To prove point that IPv6 is ready for production use I've been using IPv6 only setup on my Ubuntu PC for more then 4 months. To access legacy IPv4 Internet I use NAT64 gateway based on Tayga deployed on RockPro64 SBC in my cupboard:
Most of the apps I use support IPv6 but there are some cases when lack of IPv4 connectivity on my machine negatively affects experience.
One of the cases which affects my daily experience is a constant need to manually prepend IPv4 addresses for ssh as direct attempt to use ssh with IPv4 literal address fails:
ssh: connect to host 18.104.22.168 port 22: Network is unreachable
Instead I have to append my IPv6 NAT64 prefix all the time:
Luckily for us Linux provides exceptionally easy way to intercept some specific library functions using simple dynamically linked library: LD_PRELOAD
When app needs to connect to the network it uses Linux system functions such as socket(), connect(), getpeername(), getsockname() and by overriding them with functions which explicitly transform all IPv4 connection attempts to connections to special IPv6 address crafted using NAT64 prefix. Which this approach in hands we can automatically add IPv6 support for such apps without.
That's exactly how tool called tnat64 works. You can find this tool in Debian or Ubuntu official repositories and installation is as easy as follow:
sudo apt install -y tnat64
This tools provides single dynamic library available on following path: /usr/lib/tnat64/libtnat64.so.
To enable it for specific session in Terminal we need to run following commands:
export LD_PRELOAD=/usr/lib/tnat64/libtnat64.so TNAT64_DEBUG=10 TNAT64_DEBUG_FILE=/tmp/tnat64.log
The only mandatory part here is: LD_PRELOAD, TNAT64_DEBUG and TNAT64_DEBUG_FILE just enable debugging to provide more information how this library works.
After that when you run any app in same Terminal session it will load libtnat64.so first and then all calls to network functions will be intercepted and as consequence any attempt to connect to IPv4 literal will work just fine even on machine without external IPv4 connectivity:
I would recommend using this apporach only for apps with clear IPv6 support issues.

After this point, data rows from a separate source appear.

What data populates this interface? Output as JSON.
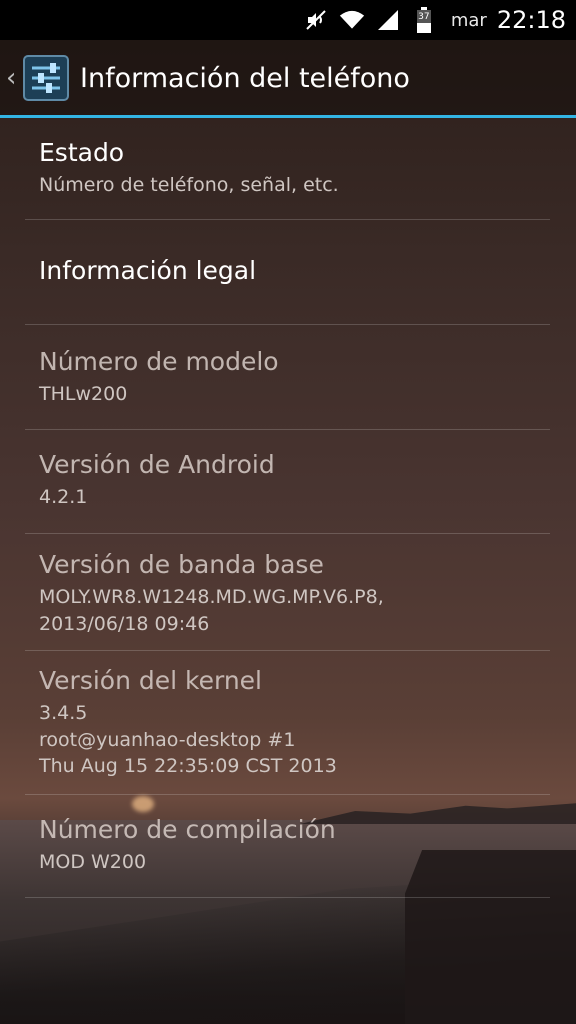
{
  "status_bar": {
    "carrier": "mar",
    "time": "22:18",
    "battery": "37"
  },
  "action_bar": {
    "title": "Información del teléfono"
  },
  "items": [
    {
      "title": "Estado",
      "summary": "Número de teléfono, señal, etc."
    },
    {
      "title": "Información legal",
      "summary": ""
    },
    {
      "title": "Número de modelo",
      "summary": "THLw200"
    },
    {
      "title": "Versión de Android",
      "summary": "4.2.1"
    },
    {
      "title": "Versión de banda base",
      "summary": "MOLY.WR8.W1248.MD.WG.MP.V6.P8,\n2013/06/18 09:46"
    },
    {
      "title": "Versión del kernel",
      "summary": "3.4.5\nroot@yuanhao-desktop #1\nThu Aug 15 22:35:09 CST 2013"
    },
    {
      "title": "Número de compilación",
      "summary": "MOD W200"
    }
  ],
  "colors": {
    "accent": "#33b5e5",
    "status_bar_bg": "#000000"
  },
  "icons": [
    "mute-icon",
    "wifi-icon",
    "signal-icon",
    "battery-icon",
    "back-chevron-icon",
    "settings-sliders-icon"
  ]
}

Attempts to enable this logic may lead to some issues as some apps may not like such tricks with syscalls.
To get more information about runtime activity of tnat64 you can check content of it's log file /tmp/tnat64.log:
I would like to say thank you for this awesome tool to author of it Andrej Shadura.
Just for historical perspective this tool was written around 2011.
Our current success with IPv6 deployment is a result of two decades of colossal amount of work from incredible number of very talented engineers.